The education system is still not taking any steps to teach this subject technologically and this is the time to start teaching it. The situation will only get worse as technology evolves, and if we won’t evolve as a society, the enforcement be able to keep up. Today there is no ruling at all regarding this issue, or very little, but too little can’t help. We see that one-way people are dealing with shaming is with shaming the one who started shaming, and that’s the just like beating someone who beats others, or fighting fire with fire. The solution must come from educating the parents, who can then educate their children.
It’s clear to us all that technology is changing and evolving and we won’t be able to enforce this subject entirely, but we must make steps on a personal level of denouncing to put a stop to shaming however we can. We need to start educating families, parents, brothers, our children and grandchildren, about shaming, and we need to help change the education system and the laws around shaming.”

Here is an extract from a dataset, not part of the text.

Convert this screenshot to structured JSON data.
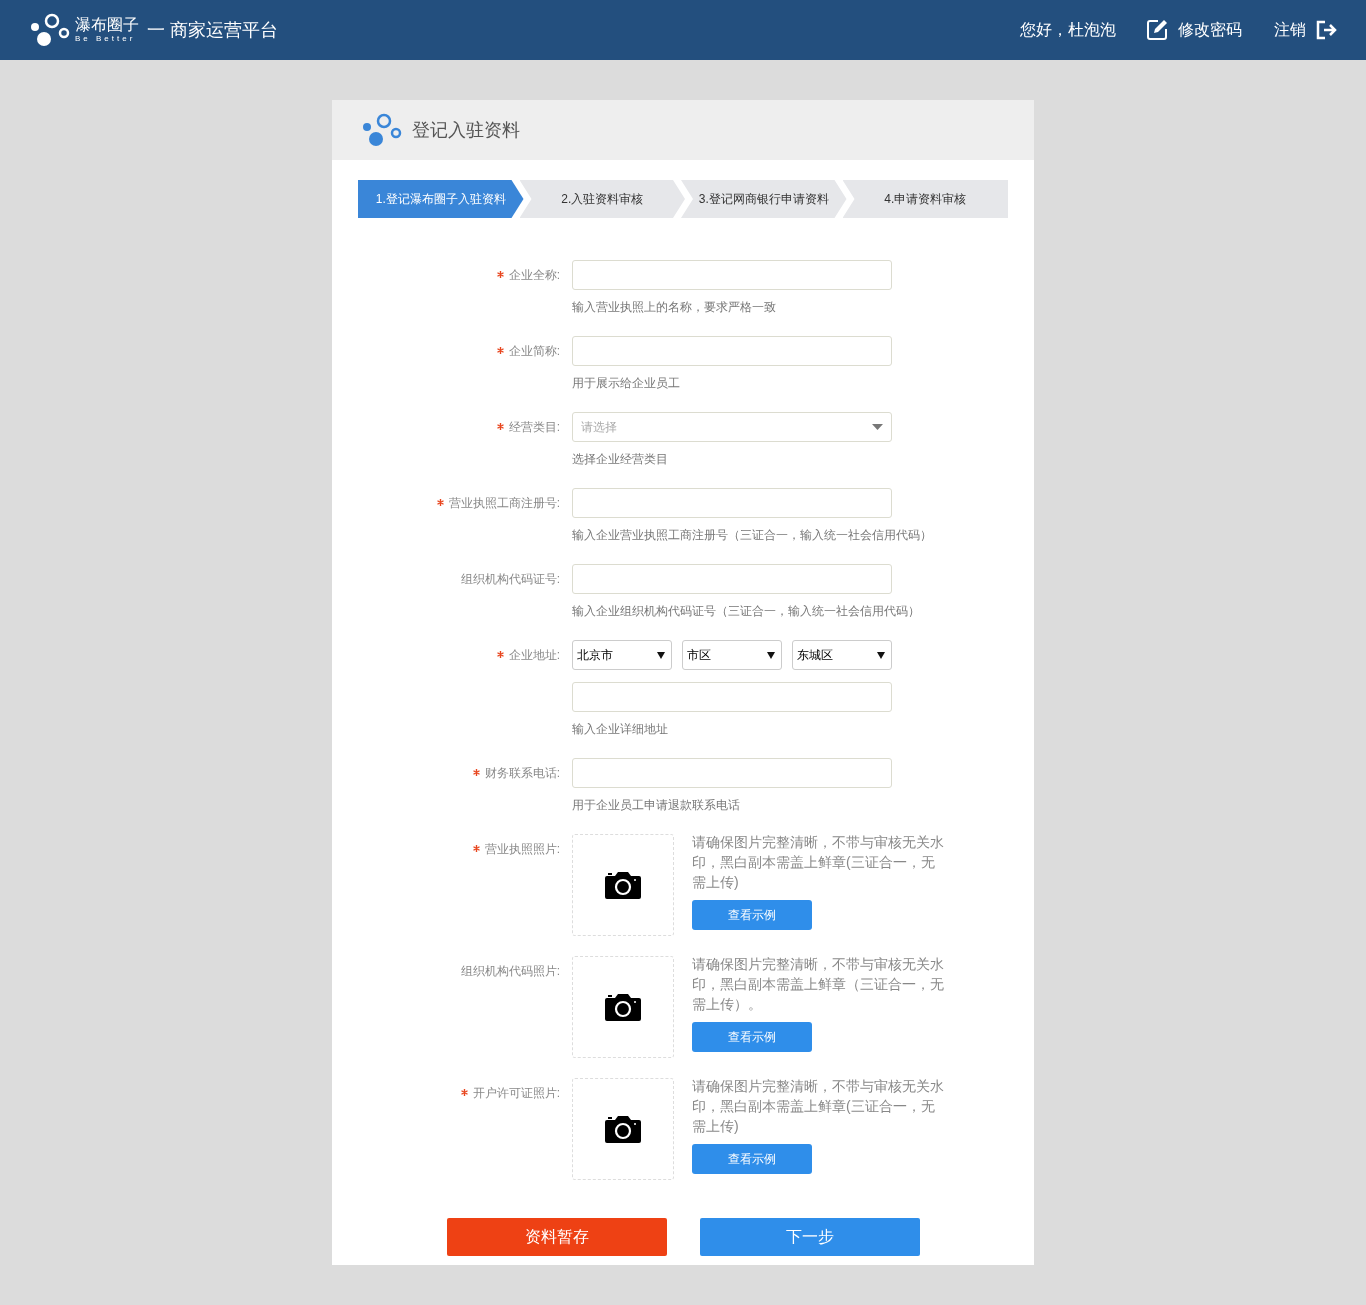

He also mentioned Bosco app, a venture of sFBI that was created to solve this very issue. Bosco is an app for parents to monitor their kid’s social activity and prevent cyber-bullying. It uses voice analysis to check if your child is upset, alerts when a lot of people unfriend the kid at the same time, and analyzes messages and texts (without showing the actual text) to see if the kid is being bullied or talked to aggressively. That’s the technological way to fight shaming.
After each table summarized its outcomes, we realized that this event really helped the unity. There was a hall with 12 round tables, dozens of people, all talking at the same time, but acting politely, respectfully, and not yelling over one another (as you may witness in the Knesset, like MK Mickey Levy said). This event was a success and we hope important connections were made in the process, to solve the problem of shaming in social networks and making the environment for kids and teenagers in the internet safer.
Posted originally on Medium by Chen Feller